Exercise objective:
List each line of the data that holds the string "this", please.

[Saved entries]
++++++++++

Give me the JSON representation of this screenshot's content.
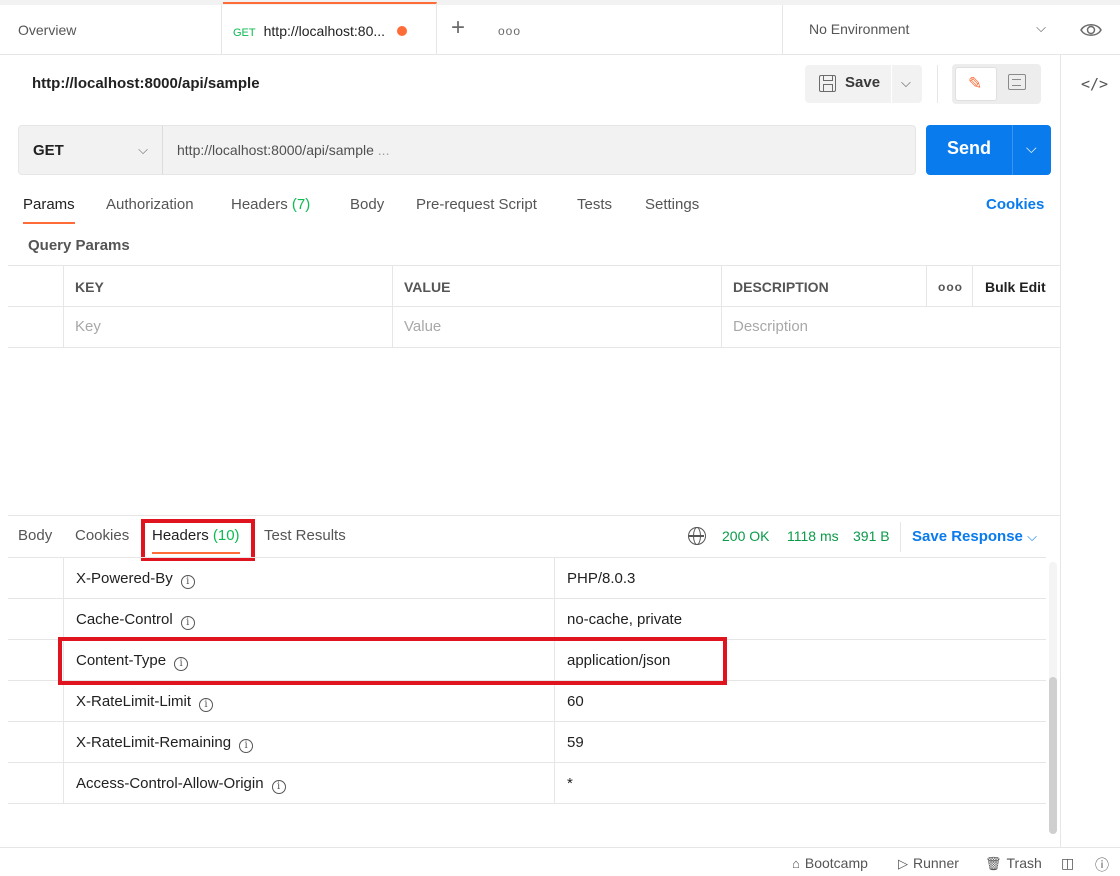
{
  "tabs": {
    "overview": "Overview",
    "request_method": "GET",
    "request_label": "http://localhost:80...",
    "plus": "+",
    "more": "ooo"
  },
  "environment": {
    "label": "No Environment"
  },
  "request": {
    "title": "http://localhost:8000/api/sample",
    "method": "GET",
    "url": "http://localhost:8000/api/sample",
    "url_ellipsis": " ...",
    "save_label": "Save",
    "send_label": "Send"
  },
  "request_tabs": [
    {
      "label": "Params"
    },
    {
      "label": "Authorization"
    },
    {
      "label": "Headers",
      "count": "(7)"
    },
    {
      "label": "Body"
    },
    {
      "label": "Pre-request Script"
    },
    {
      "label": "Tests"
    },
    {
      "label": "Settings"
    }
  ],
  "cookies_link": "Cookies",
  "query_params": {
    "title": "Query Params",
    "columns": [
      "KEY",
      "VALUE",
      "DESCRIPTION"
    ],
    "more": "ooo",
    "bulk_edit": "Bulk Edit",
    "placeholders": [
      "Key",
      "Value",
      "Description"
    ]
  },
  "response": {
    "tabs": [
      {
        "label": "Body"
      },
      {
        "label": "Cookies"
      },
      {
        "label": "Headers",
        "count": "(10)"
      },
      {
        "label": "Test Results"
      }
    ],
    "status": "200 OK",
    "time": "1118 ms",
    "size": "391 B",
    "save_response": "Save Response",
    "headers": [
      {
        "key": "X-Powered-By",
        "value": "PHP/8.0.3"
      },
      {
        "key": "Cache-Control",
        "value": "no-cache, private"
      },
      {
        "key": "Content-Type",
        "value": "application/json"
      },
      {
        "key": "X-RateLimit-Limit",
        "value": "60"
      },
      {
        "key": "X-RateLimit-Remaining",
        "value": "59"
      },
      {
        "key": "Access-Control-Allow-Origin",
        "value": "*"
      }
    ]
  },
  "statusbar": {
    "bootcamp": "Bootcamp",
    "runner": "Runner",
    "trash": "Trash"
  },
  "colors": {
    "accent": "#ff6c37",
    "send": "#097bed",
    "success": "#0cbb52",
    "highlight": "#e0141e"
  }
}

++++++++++

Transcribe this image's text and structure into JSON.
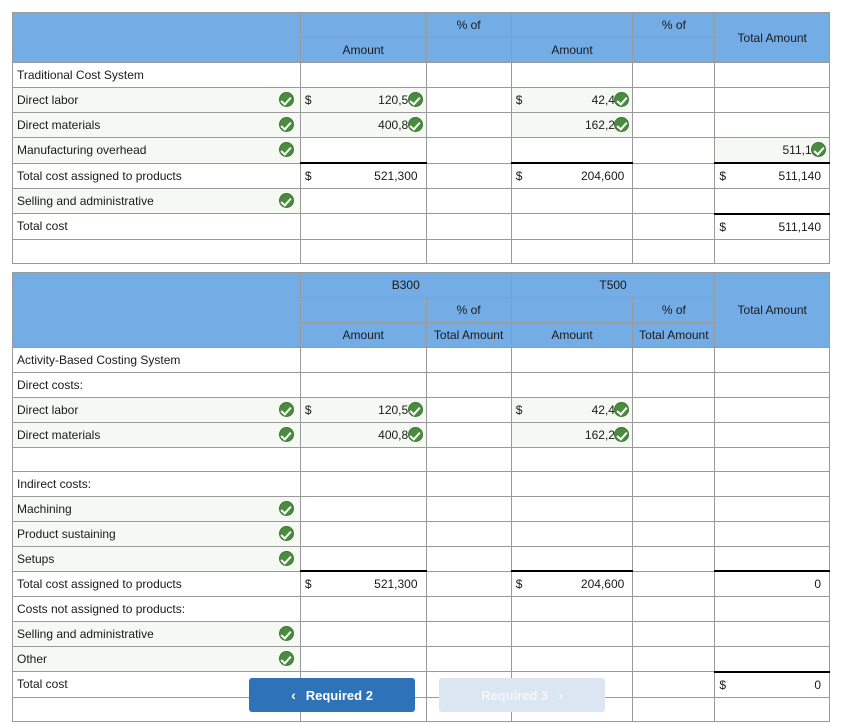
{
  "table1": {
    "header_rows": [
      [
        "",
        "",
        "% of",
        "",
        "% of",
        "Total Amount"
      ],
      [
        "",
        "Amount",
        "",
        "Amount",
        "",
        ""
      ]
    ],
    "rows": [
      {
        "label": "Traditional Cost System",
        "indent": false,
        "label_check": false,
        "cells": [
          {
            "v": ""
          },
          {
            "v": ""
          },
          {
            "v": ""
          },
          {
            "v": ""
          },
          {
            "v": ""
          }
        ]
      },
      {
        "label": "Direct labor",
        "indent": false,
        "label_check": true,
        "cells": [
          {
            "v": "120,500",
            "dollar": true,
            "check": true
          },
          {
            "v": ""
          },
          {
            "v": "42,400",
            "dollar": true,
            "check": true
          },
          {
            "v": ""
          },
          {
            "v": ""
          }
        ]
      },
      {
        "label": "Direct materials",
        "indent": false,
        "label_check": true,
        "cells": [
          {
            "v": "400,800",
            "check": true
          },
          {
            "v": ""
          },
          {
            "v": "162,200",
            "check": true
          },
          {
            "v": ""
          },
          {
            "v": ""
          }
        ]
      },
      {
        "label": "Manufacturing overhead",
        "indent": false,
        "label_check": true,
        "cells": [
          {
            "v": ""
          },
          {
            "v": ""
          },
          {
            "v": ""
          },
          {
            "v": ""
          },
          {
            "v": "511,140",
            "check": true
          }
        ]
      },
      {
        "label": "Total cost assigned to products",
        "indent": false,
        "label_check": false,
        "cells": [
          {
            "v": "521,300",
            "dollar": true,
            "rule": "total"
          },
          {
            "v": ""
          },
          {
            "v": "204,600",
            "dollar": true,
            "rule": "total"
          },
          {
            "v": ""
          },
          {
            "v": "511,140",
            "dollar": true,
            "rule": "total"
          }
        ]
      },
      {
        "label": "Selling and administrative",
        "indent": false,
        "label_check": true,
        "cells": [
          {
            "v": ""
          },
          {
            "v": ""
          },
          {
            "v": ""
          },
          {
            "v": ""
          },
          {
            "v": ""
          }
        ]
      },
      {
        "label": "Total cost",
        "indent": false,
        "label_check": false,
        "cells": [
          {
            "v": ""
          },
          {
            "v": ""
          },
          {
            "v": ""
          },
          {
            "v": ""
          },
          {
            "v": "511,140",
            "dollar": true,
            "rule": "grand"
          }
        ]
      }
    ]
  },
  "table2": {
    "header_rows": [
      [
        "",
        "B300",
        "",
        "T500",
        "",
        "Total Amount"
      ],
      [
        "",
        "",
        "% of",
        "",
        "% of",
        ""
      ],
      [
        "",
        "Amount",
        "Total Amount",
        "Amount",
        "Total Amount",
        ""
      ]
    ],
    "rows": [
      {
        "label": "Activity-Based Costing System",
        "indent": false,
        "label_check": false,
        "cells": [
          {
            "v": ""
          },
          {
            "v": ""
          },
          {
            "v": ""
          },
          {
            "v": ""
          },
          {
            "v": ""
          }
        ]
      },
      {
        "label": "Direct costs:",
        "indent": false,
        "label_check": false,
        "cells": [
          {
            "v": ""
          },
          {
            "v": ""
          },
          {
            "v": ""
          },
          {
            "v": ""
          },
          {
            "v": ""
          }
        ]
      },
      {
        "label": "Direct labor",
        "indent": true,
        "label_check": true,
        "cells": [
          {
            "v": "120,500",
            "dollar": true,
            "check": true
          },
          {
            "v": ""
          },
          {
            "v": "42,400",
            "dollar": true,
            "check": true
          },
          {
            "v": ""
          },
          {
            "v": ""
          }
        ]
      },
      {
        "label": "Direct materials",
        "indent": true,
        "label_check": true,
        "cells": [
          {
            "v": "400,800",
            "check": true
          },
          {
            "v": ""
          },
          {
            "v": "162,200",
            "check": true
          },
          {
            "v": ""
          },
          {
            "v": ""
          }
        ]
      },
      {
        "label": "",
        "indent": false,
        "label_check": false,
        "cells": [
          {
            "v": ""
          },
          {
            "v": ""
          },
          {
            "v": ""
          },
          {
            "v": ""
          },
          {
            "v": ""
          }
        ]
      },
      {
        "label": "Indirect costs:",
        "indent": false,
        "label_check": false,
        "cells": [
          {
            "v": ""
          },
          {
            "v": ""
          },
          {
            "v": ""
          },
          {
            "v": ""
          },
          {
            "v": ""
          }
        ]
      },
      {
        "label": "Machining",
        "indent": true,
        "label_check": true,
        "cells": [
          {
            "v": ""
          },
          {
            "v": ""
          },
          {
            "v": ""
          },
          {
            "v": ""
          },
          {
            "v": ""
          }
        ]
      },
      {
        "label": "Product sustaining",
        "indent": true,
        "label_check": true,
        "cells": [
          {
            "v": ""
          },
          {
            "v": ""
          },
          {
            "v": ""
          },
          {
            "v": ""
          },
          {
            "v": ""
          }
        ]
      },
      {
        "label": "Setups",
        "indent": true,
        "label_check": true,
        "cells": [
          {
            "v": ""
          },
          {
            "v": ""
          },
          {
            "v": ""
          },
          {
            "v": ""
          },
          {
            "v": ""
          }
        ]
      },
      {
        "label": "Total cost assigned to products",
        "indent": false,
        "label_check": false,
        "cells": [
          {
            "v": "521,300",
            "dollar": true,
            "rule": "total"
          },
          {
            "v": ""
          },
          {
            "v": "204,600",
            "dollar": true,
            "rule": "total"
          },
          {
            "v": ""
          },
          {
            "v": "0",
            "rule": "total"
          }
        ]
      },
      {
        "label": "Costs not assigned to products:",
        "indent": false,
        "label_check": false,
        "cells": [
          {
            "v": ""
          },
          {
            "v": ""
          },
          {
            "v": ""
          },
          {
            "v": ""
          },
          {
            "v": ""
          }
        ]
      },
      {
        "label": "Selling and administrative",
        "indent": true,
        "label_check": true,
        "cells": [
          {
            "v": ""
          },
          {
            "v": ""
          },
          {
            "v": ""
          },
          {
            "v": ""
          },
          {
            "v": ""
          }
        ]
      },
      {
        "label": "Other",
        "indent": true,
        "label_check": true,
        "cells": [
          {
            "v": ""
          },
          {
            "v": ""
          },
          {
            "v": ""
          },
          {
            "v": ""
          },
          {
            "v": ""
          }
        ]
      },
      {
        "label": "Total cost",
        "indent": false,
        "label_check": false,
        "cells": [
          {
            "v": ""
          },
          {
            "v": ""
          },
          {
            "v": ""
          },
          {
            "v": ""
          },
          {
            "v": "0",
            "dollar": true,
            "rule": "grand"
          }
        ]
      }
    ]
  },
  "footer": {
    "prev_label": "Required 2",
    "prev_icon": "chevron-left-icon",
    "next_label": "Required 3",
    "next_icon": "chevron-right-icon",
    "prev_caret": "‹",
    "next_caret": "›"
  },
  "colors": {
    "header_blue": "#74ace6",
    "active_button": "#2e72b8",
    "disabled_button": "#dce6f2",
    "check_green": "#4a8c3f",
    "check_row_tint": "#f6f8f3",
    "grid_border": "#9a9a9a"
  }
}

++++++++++

Response below:
Give me the JSON representation of this screenshot's content.
Transcribe this image's text and structure into JSON.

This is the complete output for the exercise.